Behind-the-scenes: The Beautiful Clarissa

‘Jesus, what the hell is that? … Is it some sort of massive tongue?’ Genuinely my first thought when I saw that streak of red on the beach at Granton Harbour. Indeed, the first draft of this instalment of #TheObjects was initially set aboard a whaling ship, where some high-minded but inept Greenpeace/PETA-style activists attempted to steal a whale’s severed tongue from the whalers and use it as an emblem of their campaign. Then I realised a whale’s tongue probably wouldn’t be red, and couldn’t get past that fact. Despite enjoying the mental image of a radicalised art student slapsticking around a boat carrying a massive tongue, I couldn’t get it to work, and let it sink.

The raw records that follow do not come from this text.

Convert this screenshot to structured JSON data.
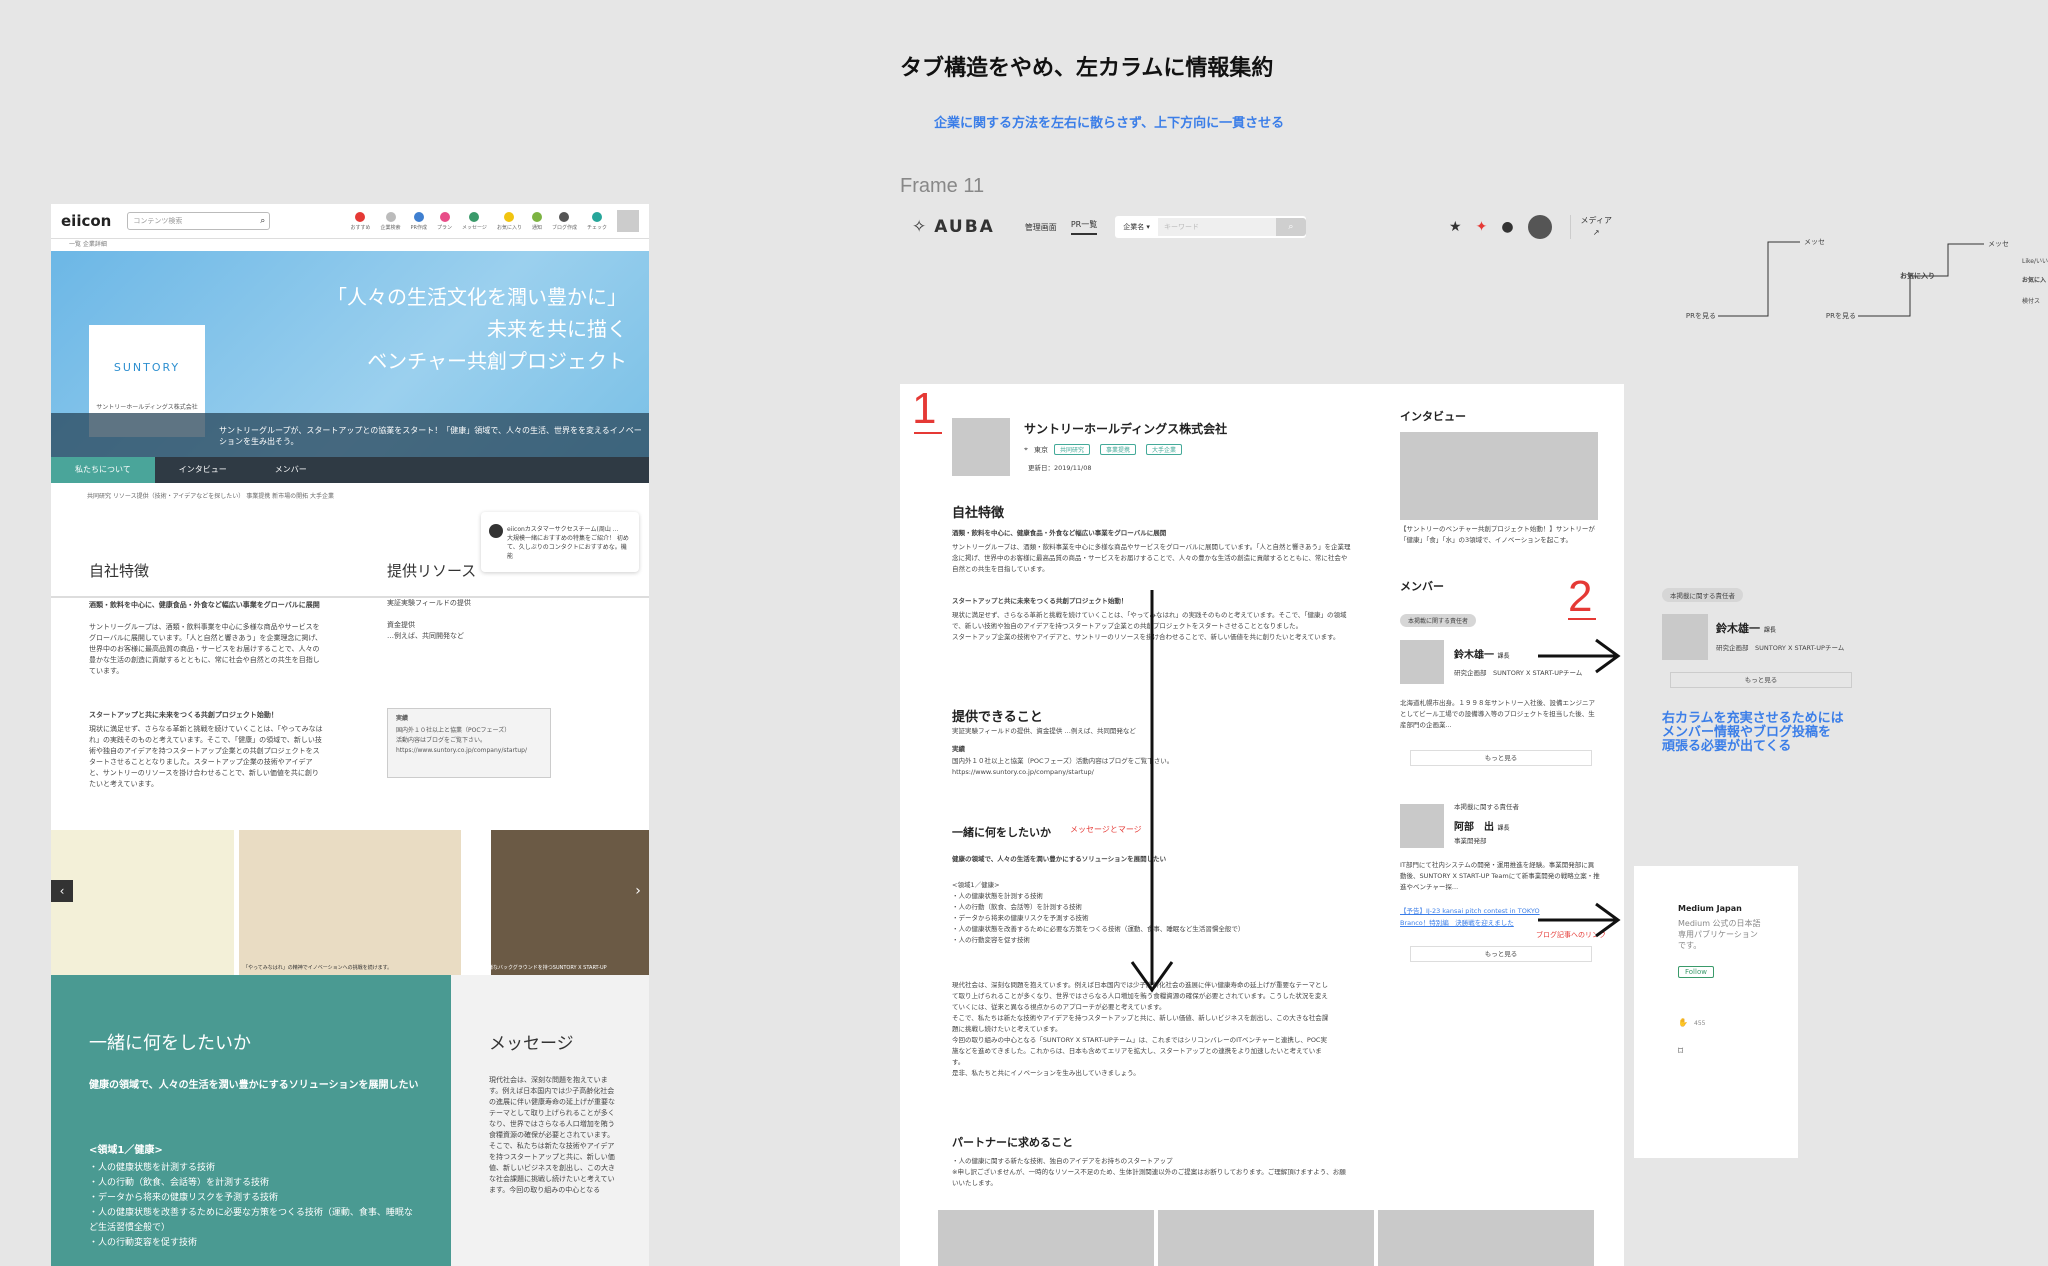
{
  "canvas": {
    "heading": "タブ構造をやめ、左カラムに情報集約",
    "subheading": "企業に関する方法を左右に散らさず、上下方向に一貫させる",
    "frame_label": "Frame 11",
    "annotation_1": "1",
    "annotation_2": "2",
    "right_note": "右カラムを充実させるためには\nメンバー情報やブログ投稿を\n頑張る必要が出てくる",
    "red_message_label": "メッセージとマージ",
    "red_blog_label": "ブログ記事へのリンク"
  },
  "left": {
    "logo": "eiicon",
    "search_placeholder": "コンテンツ検索",
    "icons": [
      "おすすめ",
      "企業検索",
      "PR作成",
      "プラン",
      "メッセージ",
      "お気に入り",
      "通知",
      "ブログ作成",
      "チェック"
    ],
    "breadcrumb": "一覧  企業詳細",
    "hero_line1": "「人々の生活文化を潤い豊かに」",
    "hero_line2": "未来を共に描く",
    "hero_line3": "ベンチャー共創プロジェクト",
    "brand": "SUNTORY",
    "company": "サントリーホールディングス株式会社",
    "hero_band": "サントリーグループが、スタートアップとの協業をスタート！「健康」領域で、人々の生活、世界をを変えるイノベーションを生み出そう。",
    "tabs": [
      "私たちについて",
      "インタビュー",
      "メンバー"
    ],
    "tags": "共同研究  リソース提供（技術・アイデアなどを探したい）  事業提携  新市場の開拓  大手企業",
    "notif": "eiiconカスタマーサクセスチーム(周山 ...\n大規模一緒におすすめの特集をご紹介！ 初めて、久しぶりのコンタクトにおすすめな。機能",
    "sec_feature": "自社特徴",
    "sec_resource": "提供リソース",
    "feature_head": "酒類・飲料を中心に、健康食品・外食など幅広い事業をグローバルに展開",
    "feature_body": "サントリーグループは、酒類・飲料事業を中心に多様な商品やサービスをグローバルに展開しています。「人と自然と響きあう」を企業理念に掲げ、世界中のお客様に最高品質の商品・サービスをお届けすることで、人々の豊かな生活の創造に貢献するとともに、常に社会や自然との共生を目指しています。",
    "feature_head2": "スタートアップと共に未来をつくる共創プロジェクト始動！",
    "feature_body2": "現状に満足せず、さらなる革新と挑戦を続けていくことは、「やってみなはれ」の実践そのものと考えています。そこで、「健康」の領域で、新しい技術や独自のアイデアを持つスタートアップ企業との共創プロジェクトをスタートさせることとなりました。スタートアップ企業の技術やアイデアと、サントリーのリソースを掛け合わせることで、新しい価値を共に創りたいと考えています。",
    "resource_body": "実証実験フィールドの提供\n\n資金提供\n…例えば、共同開発など",
    "box_title": "実績",
    "box_body": "国内外１０社以上と協業（POCフェーズ）\n活動内容はブログをご覧下さい。\nhttps://www.suntory.co.jp/company/startup/",
    "gallery_caption1": "「やってみなはれ」の精神でイノベーションへの挑戦を続けます。",
    "gallery_caption2": "多様なバックグラウンドを持つSUNTORY X START-UP",
    "want_title": "一緒に何をしたいか",
    "want_sub": "健康の領域で、人々の生活を潤い豊かにするソリューションを展開したい",
    "want_area": "<領域1／健康>",
    "want_list": "・人の健康状態を計測する技術\n・人の行動（飲食、会話等）を計測する技術\n・データから将来の健康リスクを予測する技術\n・人の健康状態を改善するために必要な方策をつくる技術（運動、食事、睡眠など生活習慣全般で）\n・人の行動変容を促す技術",
    "msg_title": "メッセージ",
    "msg_body": "現代社会は、深刻な問題を抱えています。例えば日本国内では少子高齢化社会の進展に伴い健康寿命の延上げが重要なテーマとして取り上げられることが多くなり、世界ではさらなる人口増加を賄う食糧資源の確保が必要とされています。そこで、私たちは新たな技術やアイデアを持つスタートアップと共に、新しい価値、新しいビジネスを創出し、この大きな社会課題に挑戦し続けたいと考えています。今回の取り組みの中心となる"
  },
  "mid": {
    "logo": "AUBA",
    "nav": [
      "管理画面",
      "PR一覧"
    ],
    "search_select": "企業名",
    "search_placeholder": "キーワード",
    "media": "メディア",
    "company": "サントリーホールディングス株式会社",
    "location": "東京",
    "chips": [
      "共同研究",
      "事業提携",
      "大手企業"
    ],
    "updated": "更新日：2019/11/08",
    "sec_feature": "自社特徴",
    "feature_head": "酒類・飲料を中心に、健康食品・外食など幅広い事業をグローバルに展開",
    "feature_body": "サントリーグループは、酒類・飲料事業を中心に多様な商品やサービスをグローバルに展開しています。「人と自然と響きあう」を企業理念に掲げ、世界中のお客様に最高品質の商品・サービスをお届けすることで、人々の豊かな生活の創造に貢献するとともに、常に社会や自然との共生を目指しています。",
    "feature_head2": "スタートアップと共に未来をつくる共創プロジェクト始動！",
    "feature_body2": "現状に満足せず、さらなる革新と挑戦を続けていくことは、「やってみなはれ」の実践そのものと考えています。そこで、「健康」の領域で、新しい技術や独自のアイデアを持つスタートアップ企業との共創プロジェクトをスタートさせることとなりました。\nスタートアップ企業の技術やアイデアと、サントリーのリソースを掛け合わせることで、新しい価値を共に創りたいと考えています。",
    "sec_provide": "提供できること",
    "provide_body": "実証実験フィールドの提供、資金提供 …例えば、共同開発など",
    "provide_result_title": "実績",
    "provide_result": "国内外１０社以上と協業（POCフェーズ）活動内容はブログをご覧下さい。\nhttps://www.suntory.co.jp/company/startup/",
    "sec_want": "一緒に何をしたいか",
    "want_sub": "健康の領域で、人々の生活を潤い豊かにするソリューションを展開したい",
    "want_list": "<領域1／健康>\n・人の健康状態を計測する技術\n・人の行動（飲食、会話等）を計測する技術\n・データから将来の健康リスクを予測する技術\n・人の健康状態を改善するために必要な方策をつくる技術（運動、食事、睡眠など生活習慣全般で）\n・人の行動変容を促す技術",
    "want_message": "現代社会は、深刻な問題を抱えています。例えば日本国内では少子高齢化社会の進展に伴い健康寿命の延上げが重要なテーマとして取り上げられることが多くなり、世界ではさらなる人口増加を賄う食糧資源の確保が必要とされています。こうした状況を変えていくには、従来と異なる視点からのアプローチが必要と考えています。\nそこで、私たちは新たな技術やアイデアを持つスタートアップと共に、新しい価値、新しいビジネスを創出し、この大きな社会課題に挑戦し続けたいと考えています。\n今回の取り組みの中心となる「SUNTORY X START-UPチーム」は、これまではシリコンバレーのITベンチャーと連携し、POC実施などを進めてきました。これからは、日本も含めてエリアを拡大し、スタートアップとの連携をより加速したいと考えています。\n是非、私たちと共にイノベーションを生み出していきましょう。",
    "sec_partner": "パートナーに求めること",
    "partner_body": "・人の健康に関する新たな技術、独自のアイデアをお持ちのスタートアップ\n※申し訳ございませんが、一時的なリソース不足のため、生体計測関連以外のご提案はお断りしております。ご理解頂けますよう、お願いいたします。",
    "side_interview_title": "インタビュー",
    "side_interview_caption": "【サントリーのベンチャー共創プロジェクト始動！】サントリーが「健康」「食」「水」の3領域で、イノベーションを起こす。",
    "side_member_title": "メンバー",
    "side_member_badge": "本掲載に関する責任者",
    "member1_name": "鈴木雄一",
    "member1_role": "課長",
    "member1_org": "研究企画部　SUNTORY X START-UPチーム",
    "member1_bio": "北海道札幌市出身。１９９８年サントリー入社後、設備エンジニアとしてビール工場での設備導入等のプロジェクトを担当した後、生産部門の企画業...",
    "more": "もっと見る",
    "member2_badge": "本掲載に関する責任者",
    "member2_name": "阿部　出",
    "member2_role": "課長",
    "member2_org": "事業開発部",
    "member2_bio": "IT部門にて社内システムの開発・運用推進を経験。事業開発部に異動後、SUNTORY X START-UP Teamにて新事業開発の戦略立案・推進やベンチャー探...",
    "member2_link1": "【予告】IJ-23 kansai pitch contest in TOKYO",
    "member2_link2": "Branco！特別編　決勝戦を迎えました"
  },
  "right": {
    "flow_labels": [
      "メッセ",
      "PRを見る",
      "お気に入り",
      "PRを見る",
      "メッセ",
      "Like/いい",
      "お気に入",
      "検付ス"
    ],
    "badge": "本掲載に関する責任者",
    "member_name": "鈴木雄一",
    "member_role": "課長",
    "member_org": "研究企画部　SUNTORY X START-UPチーム",
    "more": "もっと見る",
    "medium_title": "Medium Japan",
    "medium_desc": "Medium 公式の日本語専用パブリケーションです。",
    "follow": "Follow",
    "claps": "455"
  }
}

I was actually tempted to write three stories off the one object – lead with the tongue farce, follow up with The Great Magnifico and end with something much more sombre: the drowning of a refugee wearing the shawl, told from the perspective of her young son who’s left in the boat. In the end I decided not to – I didn’t feel up to the challenge of writing something with such weight, especially given the more frivolous tone of the other #TheObjects stories so far (and in particular the ones based around this particular object).

A final word on the title: I toyed with calling the story ‘The Beautiful Clarissa’, as she’s what you’d call the hero of the story – she gets the first thoughts and the final words, after all. That said, Magnifico is the one who dies, so I felt I had to pay tribute to that somehow; it’d maybe also tip my hand too early if I put her in the title, hinting that he’s not going to be of such importance by the end of the story. In addition, ‘The Great Magnifico’ brings to mind the way he’d be marketed on the boat – giving the short story the same title as his hypothetical performance gives the non-existent show a bit more life, without going to the bother of actually depicting it (or specifically what went wrong – in my head it was the sawing-the-lady-in-half trick, though I guess a disappearing act would have more of a pleasing symmetry with the ending). In any case, I got to use both titles: Magnifico on the original, Clarissa on this post. Everyone’s a winner.

Remember, #TheObjects is my weekly short story project inspired by stuff I find in the street. If you’ve found something interesting (or own an object you’d like to see immortalised in fiction), send a pic to along with any info you feel is relevant and I’ll see what I can do.


Behind-the-scenes: or, How the Stick Monster got into my Brain

You have no idea how much effort that picture took.

Maybe this is a bit self-indulgent* and/or self-devouring, but I wanted to do a little post on the creation of my first #TheObjects short story, ‘A Short Presentation on the Anatomy of the Stick Monster‘ (hereafter just ‘Stick monster’). I thought it might be fun to throw a little light on the creative process (#pretentious), or even just to give a bit of background on how the story came about. In any case, if you find this sort of navel-gazing really annoying, let me know in the comments and I’ll maybe cut it out in future. Or just ignore you and continue indulging myself. One of the two.

I found the stick while walking my dog, Pablo – and, if he’d had his way, I would’ve then thrown it for him to destroy. (This almost happened after I’d brought it back – my girlfriend saw it on the bookshelf and thought it was a toy I’d brought back specifically for Pablo to chew on, so she threw it on the floor for him. I squealed and scooped it up before he could get his teeth round it). I’m not sure what species of tree it comes from – I want to say Hawthorn, but that’s just because I like the name so much. (If anyone can identify what plant it hails from, please, let me know). The knobbliness of it immediately made me think of the vertebrae on a spine or insect – with that core image in mind, the rest of the ideas (eg the burrowing motion, the legs that jettison themselves, the tail-flower for attracting prey) flowed from the stick itself. The crude snap at the ‘neck’ was a bit of a gift in terms of theorising how it came to be on the ground – if it had fallen from a tree naturally, I probably wouldn’t have come up with something as entertaining (to me anyway) as decapitation-by-squirrel.

I wanted to write something properly gruesome with a real element of body horror to it – there’s a lot of Cronenberg in ‘Stick monster’ (especially with the initial academic tone), not to mention a liberal heap of Roald Dahl, though I maybe made it a bit too graphic for kiddie audiences (not something Dahl himself ever worried about, admittedly). Nonetheless, I’ll probably use the stick (which I still own – no joy to Pablo) as a visual aide when telling a slightly sanitised version of the story to my nieces and nephews.

As ever with #TheObjects, I’m happy to receive submissions – if you find something on the street you think is begging for a story, or you have an object of your own you’d like immortalised in fiction, send me a pic of it ( and I’ll see what I can do. This’ll become more apparent as I go on, but I’m not purely a horror writer, so don’t worry about me transforming your wedding ring into some Lovecraftian finger-devourer (although now I’ve mentioned it…)

*Hi. It’s a blog.